### What is expected:
Check every line of the data for the word "Align", and copy those that have it.

### Records for this task:
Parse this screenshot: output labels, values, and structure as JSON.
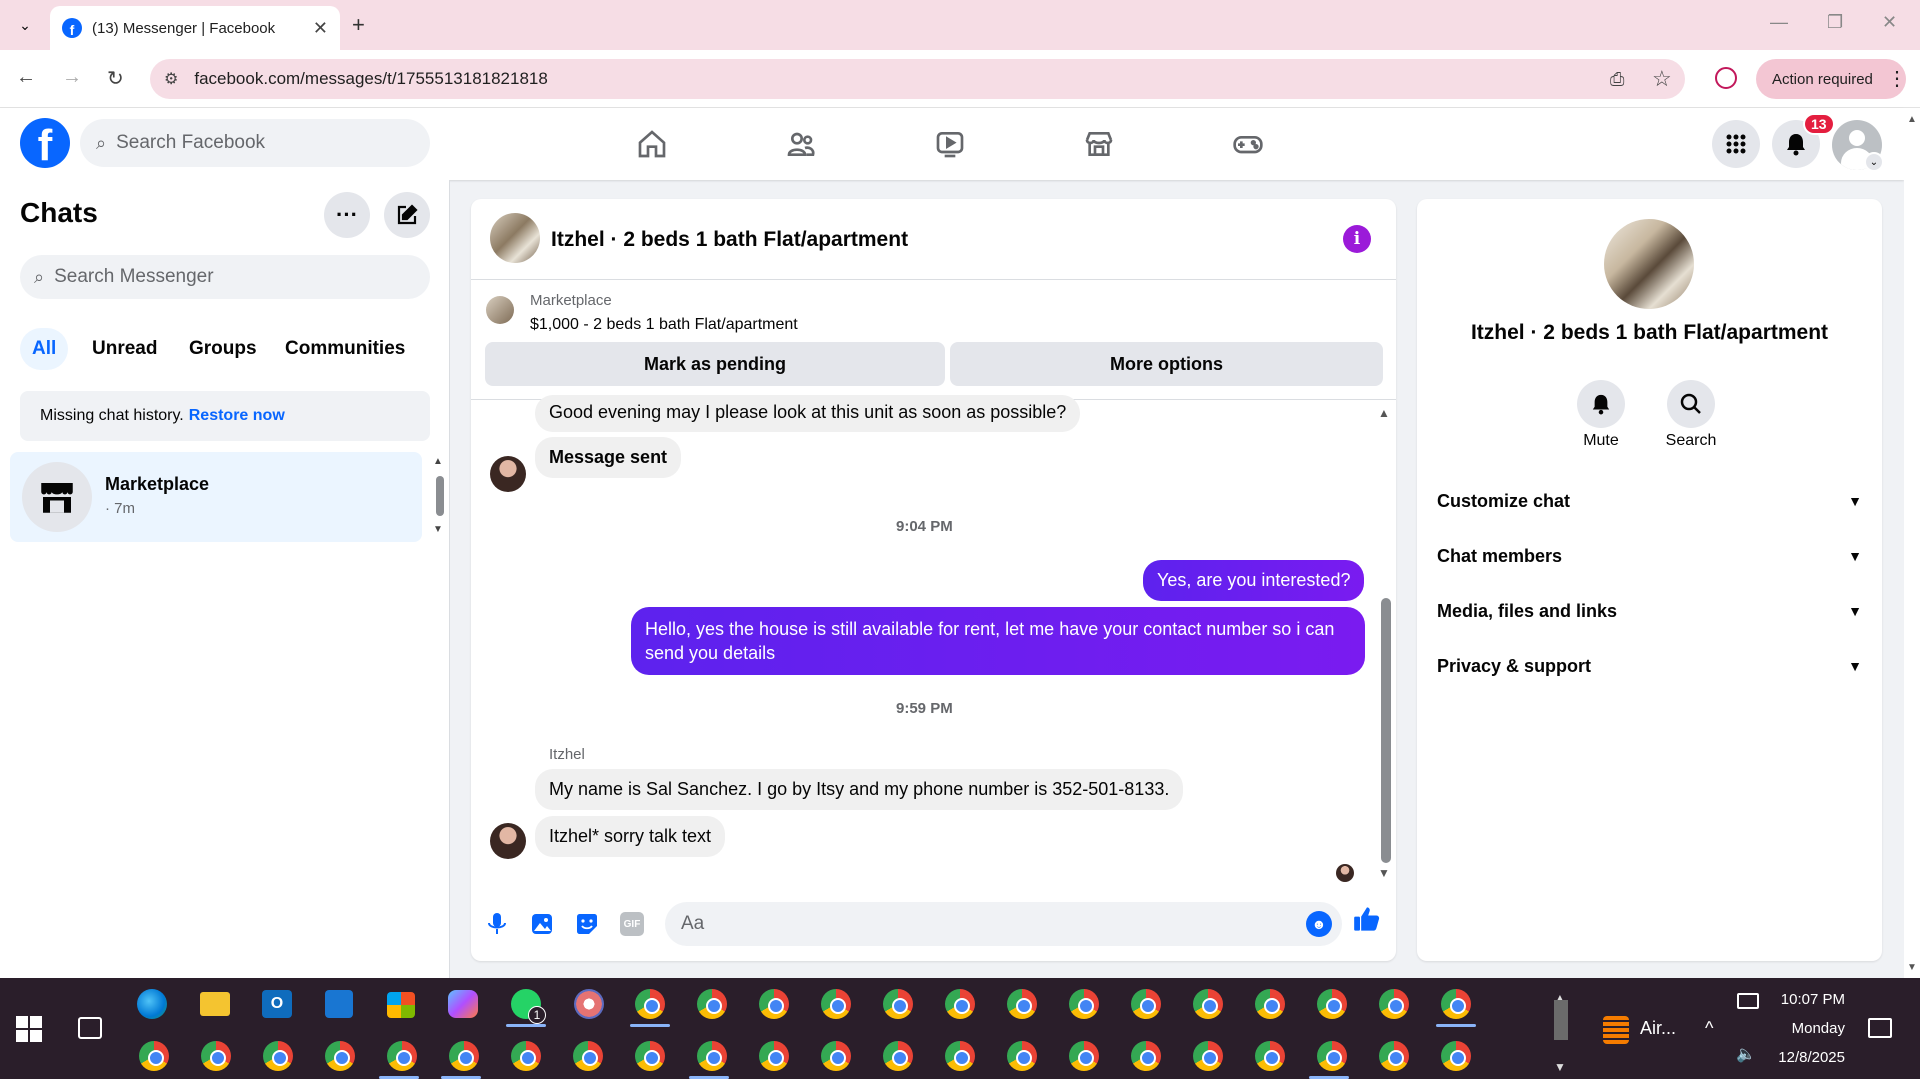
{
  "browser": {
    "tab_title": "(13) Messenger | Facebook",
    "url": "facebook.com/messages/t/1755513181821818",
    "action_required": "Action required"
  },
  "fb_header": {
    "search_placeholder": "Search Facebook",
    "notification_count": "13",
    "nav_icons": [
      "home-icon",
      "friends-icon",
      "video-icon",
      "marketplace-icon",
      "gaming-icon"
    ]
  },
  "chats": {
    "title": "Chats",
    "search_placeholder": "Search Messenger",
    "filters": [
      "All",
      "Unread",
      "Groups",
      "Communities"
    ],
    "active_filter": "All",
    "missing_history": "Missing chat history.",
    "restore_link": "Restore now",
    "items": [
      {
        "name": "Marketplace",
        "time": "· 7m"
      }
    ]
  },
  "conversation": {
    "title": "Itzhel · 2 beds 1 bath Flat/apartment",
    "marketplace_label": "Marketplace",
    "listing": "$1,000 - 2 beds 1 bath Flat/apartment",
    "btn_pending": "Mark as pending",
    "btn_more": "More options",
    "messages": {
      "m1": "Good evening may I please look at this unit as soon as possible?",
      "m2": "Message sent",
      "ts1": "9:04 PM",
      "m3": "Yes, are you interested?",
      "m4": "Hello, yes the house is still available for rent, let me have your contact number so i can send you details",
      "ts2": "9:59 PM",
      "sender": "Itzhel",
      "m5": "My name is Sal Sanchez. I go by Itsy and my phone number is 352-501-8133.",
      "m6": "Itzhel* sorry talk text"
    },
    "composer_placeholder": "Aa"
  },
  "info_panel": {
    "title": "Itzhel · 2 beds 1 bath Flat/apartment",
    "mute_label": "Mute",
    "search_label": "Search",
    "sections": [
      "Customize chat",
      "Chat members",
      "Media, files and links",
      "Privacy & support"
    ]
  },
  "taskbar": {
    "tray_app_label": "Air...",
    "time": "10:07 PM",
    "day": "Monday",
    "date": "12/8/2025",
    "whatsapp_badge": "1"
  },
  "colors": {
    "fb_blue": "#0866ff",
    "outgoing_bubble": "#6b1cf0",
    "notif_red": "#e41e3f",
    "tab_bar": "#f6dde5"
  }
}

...

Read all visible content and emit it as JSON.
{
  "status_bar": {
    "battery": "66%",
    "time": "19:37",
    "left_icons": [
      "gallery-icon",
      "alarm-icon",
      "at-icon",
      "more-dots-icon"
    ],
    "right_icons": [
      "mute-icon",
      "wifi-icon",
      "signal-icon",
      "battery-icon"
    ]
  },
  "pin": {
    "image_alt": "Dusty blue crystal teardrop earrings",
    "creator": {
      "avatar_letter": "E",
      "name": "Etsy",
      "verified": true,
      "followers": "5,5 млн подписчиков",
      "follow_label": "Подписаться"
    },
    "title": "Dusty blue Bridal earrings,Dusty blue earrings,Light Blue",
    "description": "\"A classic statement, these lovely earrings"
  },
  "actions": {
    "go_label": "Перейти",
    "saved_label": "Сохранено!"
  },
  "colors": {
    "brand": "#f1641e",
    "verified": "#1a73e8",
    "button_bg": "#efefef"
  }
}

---

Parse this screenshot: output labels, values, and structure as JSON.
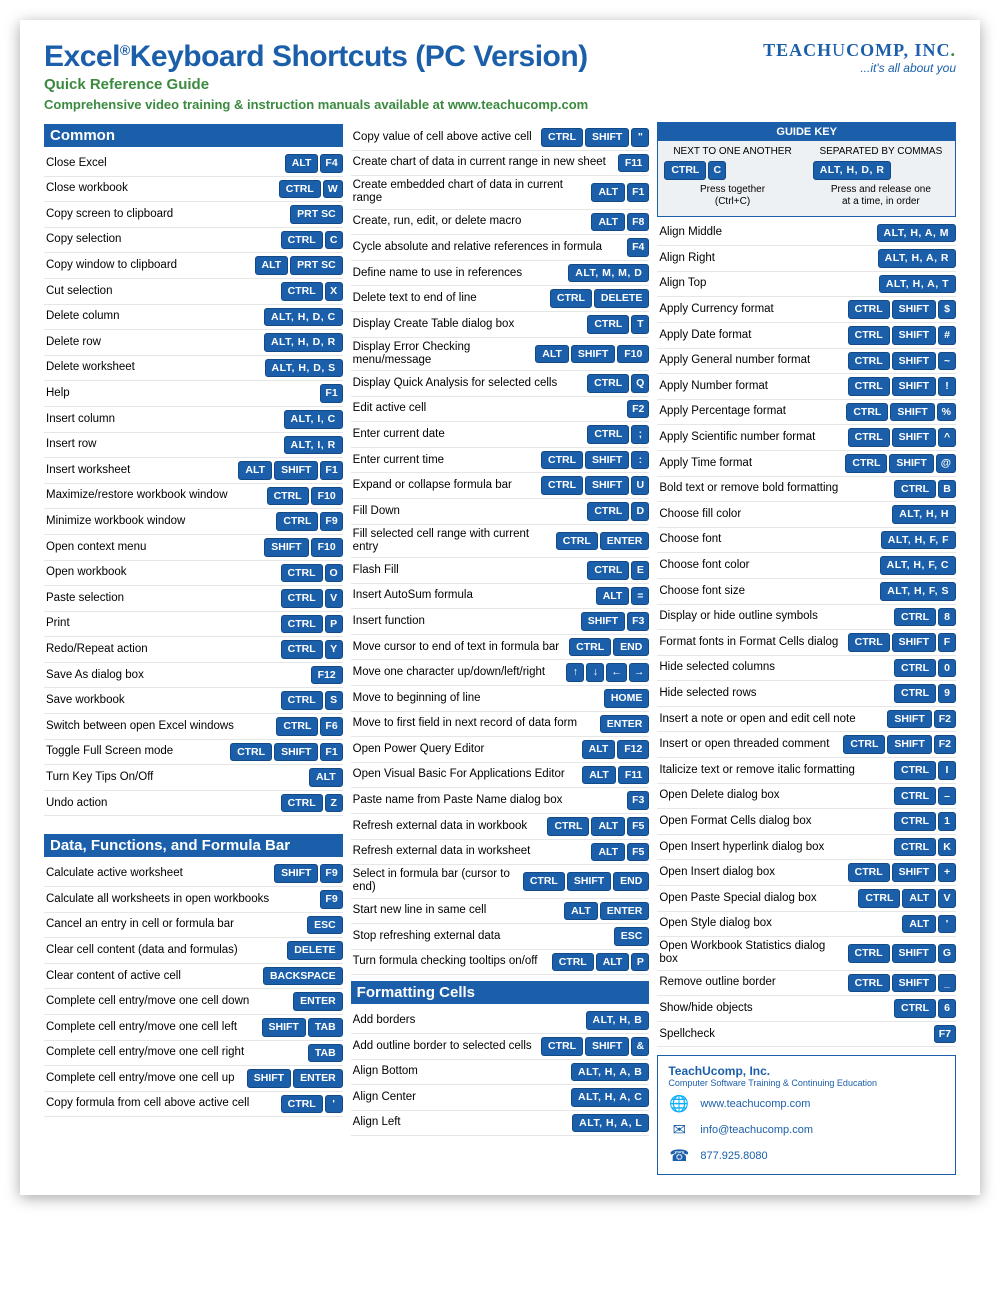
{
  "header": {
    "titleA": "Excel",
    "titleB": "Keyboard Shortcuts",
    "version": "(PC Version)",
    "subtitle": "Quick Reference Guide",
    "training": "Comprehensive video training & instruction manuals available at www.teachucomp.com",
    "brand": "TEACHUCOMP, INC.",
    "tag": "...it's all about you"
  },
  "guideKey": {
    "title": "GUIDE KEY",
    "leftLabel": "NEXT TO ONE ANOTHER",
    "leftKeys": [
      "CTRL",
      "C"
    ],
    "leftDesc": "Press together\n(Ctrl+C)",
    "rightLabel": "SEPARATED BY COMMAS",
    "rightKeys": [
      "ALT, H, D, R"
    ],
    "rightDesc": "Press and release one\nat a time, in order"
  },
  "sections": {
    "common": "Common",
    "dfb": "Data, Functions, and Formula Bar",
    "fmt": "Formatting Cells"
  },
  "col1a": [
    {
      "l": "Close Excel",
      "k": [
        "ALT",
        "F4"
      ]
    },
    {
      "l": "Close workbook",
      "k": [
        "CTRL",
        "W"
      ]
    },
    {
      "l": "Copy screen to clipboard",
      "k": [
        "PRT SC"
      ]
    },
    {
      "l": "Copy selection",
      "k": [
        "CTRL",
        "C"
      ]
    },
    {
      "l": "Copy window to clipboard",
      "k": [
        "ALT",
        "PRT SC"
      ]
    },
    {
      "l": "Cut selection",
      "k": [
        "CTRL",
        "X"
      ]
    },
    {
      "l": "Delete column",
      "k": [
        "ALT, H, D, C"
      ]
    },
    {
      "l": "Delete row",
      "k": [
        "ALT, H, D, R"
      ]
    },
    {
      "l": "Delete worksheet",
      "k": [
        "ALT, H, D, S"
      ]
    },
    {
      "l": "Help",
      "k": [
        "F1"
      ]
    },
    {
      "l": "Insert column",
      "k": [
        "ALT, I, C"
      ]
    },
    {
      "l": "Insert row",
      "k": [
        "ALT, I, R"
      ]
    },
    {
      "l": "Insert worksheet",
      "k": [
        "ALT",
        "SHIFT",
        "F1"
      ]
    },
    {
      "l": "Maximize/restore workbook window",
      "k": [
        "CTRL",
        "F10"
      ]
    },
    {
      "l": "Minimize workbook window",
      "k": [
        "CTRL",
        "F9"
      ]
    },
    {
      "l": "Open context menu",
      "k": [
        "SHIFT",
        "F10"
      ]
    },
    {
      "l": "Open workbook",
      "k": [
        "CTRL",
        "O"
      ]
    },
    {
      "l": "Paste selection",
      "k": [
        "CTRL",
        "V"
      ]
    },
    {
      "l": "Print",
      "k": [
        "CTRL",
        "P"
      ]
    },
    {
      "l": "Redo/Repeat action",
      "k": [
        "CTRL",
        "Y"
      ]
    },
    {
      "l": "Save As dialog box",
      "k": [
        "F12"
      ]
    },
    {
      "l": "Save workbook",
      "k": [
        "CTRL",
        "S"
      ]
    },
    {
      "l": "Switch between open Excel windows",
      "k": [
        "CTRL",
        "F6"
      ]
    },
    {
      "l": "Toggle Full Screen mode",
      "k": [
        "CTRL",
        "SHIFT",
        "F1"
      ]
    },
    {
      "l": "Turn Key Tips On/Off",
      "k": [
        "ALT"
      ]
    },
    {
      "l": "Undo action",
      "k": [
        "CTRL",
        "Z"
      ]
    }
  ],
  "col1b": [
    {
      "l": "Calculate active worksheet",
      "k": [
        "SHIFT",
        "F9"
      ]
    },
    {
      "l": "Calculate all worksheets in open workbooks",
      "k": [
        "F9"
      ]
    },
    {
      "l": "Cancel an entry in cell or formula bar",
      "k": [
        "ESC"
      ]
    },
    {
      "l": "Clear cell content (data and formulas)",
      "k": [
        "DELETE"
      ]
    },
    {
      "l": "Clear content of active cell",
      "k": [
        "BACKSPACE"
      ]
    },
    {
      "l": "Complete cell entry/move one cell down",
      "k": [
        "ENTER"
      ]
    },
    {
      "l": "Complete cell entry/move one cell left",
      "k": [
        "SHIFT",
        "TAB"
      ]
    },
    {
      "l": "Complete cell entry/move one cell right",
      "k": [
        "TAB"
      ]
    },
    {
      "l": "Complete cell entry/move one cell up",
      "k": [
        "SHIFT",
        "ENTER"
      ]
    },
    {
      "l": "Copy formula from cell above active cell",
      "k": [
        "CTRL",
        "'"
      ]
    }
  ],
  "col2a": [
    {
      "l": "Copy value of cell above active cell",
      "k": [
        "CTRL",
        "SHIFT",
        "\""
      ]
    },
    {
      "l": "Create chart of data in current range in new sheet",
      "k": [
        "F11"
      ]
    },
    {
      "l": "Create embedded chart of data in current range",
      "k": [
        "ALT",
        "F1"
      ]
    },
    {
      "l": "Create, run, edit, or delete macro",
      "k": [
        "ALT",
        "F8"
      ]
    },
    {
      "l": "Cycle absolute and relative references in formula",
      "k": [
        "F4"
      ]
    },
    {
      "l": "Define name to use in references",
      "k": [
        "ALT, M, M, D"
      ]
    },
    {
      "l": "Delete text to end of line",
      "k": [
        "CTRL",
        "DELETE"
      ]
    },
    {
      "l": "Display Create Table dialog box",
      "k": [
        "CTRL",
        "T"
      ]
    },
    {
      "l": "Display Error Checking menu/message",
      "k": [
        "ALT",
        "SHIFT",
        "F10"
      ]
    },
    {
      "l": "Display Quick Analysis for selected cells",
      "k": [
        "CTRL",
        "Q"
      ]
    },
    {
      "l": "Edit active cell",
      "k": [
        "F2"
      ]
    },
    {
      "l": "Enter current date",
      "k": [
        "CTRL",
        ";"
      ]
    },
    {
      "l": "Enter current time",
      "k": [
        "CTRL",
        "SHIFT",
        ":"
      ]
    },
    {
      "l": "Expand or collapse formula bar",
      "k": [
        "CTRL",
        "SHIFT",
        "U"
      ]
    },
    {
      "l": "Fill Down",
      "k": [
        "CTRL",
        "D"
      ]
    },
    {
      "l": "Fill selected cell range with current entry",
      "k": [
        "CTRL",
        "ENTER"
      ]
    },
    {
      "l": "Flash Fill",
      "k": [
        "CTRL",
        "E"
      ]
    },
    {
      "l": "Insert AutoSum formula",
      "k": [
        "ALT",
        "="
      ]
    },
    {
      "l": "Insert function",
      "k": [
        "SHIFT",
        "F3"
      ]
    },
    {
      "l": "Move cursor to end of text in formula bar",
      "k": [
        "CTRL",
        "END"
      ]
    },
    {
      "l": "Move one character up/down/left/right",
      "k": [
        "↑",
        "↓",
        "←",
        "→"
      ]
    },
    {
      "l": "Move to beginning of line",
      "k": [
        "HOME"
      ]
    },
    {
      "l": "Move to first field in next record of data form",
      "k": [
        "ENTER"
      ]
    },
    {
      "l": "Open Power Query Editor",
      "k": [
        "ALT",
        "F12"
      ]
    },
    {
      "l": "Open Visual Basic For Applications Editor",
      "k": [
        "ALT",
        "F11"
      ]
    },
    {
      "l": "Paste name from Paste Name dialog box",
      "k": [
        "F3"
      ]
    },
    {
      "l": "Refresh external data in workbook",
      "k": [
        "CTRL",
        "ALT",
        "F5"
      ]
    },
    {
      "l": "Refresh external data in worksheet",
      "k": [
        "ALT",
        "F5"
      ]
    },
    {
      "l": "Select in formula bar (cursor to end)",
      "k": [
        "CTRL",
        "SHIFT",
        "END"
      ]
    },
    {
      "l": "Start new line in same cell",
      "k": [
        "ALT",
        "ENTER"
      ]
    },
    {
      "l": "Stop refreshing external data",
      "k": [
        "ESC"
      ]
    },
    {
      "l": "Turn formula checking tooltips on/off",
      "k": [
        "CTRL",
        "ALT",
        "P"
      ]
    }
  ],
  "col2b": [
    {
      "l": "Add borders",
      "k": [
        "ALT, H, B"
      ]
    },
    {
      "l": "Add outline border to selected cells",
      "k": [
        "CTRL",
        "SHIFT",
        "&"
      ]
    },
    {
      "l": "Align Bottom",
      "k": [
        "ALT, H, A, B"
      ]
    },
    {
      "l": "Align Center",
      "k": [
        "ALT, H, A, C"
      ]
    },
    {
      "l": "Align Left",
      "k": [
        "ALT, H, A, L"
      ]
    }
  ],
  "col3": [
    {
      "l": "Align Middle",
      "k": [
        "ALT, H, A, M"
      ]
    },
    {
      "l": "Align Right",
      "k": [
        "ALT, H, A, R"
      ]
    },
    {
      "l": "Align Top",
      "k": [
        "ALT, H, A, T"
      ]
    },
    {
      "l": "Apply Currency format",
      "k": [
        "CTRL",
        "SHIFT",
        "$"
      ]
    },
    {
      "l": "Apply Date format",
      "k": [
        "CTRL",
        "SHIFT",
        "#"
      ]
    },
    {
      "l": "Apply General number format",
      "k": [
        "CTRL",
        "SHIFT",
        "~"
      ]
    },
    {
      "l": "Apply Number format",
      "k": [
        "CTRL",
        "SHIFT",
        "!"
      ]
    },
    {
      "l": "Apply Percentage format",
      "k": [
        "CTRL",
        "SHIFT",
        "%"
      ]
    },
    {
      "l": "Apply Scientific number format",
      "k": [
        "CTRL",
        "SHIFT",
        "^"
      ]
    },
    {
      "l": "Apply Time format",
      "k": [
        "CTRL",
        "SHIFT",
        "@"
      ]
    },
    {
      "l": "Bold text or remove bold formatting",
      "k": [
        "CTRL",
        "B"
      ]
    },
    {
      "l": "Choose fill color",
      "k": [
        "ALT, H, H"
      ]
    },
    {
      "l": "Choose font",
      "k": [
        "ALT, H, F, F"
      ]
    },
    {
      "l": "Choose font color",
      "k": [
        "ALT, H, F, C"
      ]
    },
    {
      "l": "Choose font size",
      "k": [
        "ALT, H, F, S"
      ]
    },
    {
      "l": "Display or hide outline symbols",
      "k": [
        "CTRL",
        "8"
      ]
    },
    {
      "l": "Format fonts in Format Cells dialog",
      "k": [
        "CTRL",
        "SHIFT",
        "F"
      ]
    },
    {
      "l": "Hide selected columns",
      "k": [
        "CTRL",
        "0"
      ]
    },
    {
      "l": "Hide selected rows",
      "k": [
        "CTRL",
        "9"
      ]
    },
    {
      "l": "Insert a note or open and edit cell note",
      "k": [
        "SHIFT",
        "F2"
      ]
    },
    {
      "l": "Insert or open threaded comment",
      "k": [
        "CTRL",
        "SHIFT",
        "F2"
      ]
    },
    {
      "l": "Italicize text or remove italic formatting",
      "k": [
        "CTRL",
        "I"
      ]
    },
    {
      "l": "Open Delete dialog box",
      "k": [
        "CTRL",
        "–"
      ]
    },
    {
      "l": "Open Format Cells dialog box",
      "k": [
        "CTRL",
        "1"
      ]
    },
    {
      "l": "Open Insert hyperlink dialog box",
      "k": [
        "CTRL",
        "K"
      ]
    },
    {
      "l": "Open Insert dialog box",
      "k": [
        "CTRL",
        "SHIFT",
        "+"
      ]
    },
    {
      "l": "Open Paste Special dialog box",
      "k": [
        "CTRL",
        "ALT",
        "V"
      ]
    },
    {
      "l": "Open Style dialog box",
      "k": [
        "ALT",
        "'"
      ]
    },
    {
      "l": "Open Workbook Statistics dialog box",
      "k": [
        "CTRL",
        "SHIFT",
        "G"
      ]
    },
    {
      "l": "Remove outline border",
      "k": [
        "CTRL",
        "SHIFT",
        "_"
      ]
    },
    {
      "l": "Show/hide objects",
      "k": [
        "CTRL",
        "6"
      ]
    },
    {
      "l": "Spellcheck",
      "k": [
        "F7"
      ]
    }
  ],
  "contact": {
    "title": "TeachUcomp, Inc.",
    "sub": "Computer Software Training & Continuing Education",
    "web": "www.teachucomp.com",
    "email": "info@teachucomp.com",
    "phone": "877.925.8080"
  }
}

### Written answer:
      "l": "Align Bottom",
      "l": "Align Center",
      "l": "Align Left",
      "l": "Align Middle",
      "l": "Align Right",
      "l": "Align Top",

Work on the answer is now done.